Article Text

PDF

Association between presenting motor symptoms and the risk of cognitive impairment in Parkinson's disease.
  1. M Viitanen,
  2. J A Mortimer,
  3. D D Webster
  1. Education and Clinical Center, Veterans Affairs Medical Center, Minneapolis, Minnesota.

    Abstract

    Neuropsychological data collected from two groups of patients with idiopathic Parkinson's disease (n = 50, 159) were analysed to investigate the association between presenting motor symptoms determined from retrospective chart review and the risk of cognitive impairment. Presenting motor symptoms were abstracted from the medical records and coded by type, location, and laterality. Longitudinal data on changes in the maximum speed of voluntary arm movements were available for a subsample of patients. Bilateral (v unilateral) presentation was associated with an increased risk of cognitive impairment an average of nine years after onset of disease as measured by memory tests and the mini-mental state examination. A higher rate of decline of arm movement speed was also predictive of greater memory dysfunction. The type, side (left v right), and location (lower v upper extremity) of the presenting symptoms were not, however, consistently associated with the risk of cognitive impairment later in the course of the disease.

    Statistics from Altmetric.com

    Request permissions

    If you wish to reuse any or all of this article please use the link below which will take you to the Copyright Clearance Center’s RightsLink service.
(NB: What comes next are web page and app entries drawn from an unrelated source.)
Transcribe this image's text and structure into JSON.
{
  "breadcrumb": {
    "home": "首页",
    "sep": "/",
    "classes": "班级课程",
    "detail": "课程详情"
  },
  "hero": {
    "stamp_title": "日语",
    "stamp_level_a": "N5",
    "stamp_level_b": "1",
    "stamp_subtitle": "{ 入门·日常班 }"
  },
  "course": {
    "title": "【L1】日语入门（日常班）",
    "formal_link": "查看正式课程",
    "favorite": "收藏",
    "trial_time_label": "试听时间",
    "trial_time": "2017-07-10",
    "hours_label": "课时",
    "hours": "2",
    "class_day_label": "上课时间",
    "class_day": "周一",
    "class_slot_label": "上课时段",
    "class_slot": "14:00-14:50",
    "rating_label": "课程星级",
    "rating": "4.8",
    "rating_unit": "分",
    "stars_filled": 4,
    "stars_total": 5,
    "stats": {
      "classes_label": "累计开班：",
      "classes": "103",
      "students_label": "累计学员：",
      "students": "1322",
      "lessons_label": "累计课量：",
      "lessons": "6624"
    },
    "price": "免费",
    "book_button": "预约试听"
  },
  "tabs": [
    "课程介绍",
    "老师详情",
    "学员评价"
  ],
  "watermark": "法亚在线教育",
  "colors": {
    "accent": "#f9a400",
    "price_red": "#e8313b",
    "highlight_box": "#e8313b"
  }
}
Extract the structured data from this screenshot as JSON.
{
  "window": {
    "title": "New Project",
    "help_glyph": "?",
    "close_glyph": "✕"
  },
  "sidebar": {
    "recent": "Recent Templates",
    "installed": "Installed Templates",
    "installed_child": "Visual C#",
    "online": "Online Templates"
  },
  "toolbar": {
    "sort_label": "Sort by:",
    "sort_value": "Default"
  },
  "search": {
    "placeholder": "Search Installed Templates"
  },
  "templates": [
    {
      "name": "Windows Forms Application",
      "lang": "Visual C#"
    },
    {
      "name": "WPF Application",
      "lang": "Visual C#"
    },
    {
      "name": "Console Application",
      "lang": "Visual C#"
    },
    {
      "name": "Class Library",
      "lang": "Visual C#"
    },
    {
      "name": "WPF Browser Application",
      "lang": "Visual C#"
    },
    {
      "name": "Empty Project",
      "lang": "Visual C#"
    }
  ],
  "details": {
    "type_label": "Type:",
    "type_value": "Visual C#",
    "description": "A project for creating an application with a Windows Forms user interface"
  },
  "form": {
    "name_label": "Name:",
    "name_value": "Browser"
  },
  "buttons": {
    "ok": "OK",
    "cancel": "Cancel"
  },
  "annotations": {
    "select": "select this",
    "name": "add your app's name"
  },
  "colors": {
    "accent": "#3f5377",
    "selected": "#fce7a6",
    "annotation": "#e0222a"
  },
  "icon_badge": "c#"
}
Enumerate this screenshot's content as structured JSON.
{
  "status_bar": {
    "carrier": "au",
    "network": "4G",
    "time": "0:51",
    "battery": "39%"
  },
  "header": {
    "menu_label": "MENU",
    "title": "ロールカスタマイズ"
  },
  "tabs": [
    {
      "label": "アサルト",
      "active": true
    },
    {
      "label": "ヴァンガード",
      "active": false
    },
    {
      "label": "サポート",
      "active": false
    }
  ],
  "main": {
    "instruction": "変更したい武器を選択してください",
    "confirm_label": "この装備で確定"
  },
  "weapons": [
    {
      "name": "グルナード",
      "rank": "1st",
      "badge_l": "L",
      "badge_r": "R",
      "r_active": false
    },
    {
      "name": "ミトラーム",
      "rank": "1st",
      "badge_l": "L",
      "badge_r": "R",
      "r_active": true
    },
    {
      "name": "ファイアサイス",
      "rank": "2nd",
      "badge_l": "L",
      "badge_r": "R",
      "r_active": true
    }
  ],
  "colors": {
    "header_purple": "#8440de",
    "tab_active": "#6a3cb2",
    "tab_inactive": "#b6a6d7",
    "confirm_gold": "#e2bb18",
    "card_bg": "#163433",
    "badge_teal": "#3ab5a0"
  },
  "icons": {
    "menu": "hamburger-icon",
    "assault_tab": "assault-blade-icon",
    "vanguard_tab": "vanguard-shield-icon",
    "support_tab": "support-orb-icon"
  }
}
You will be able to get a quick price and instant permission to reuse the content in many different ways.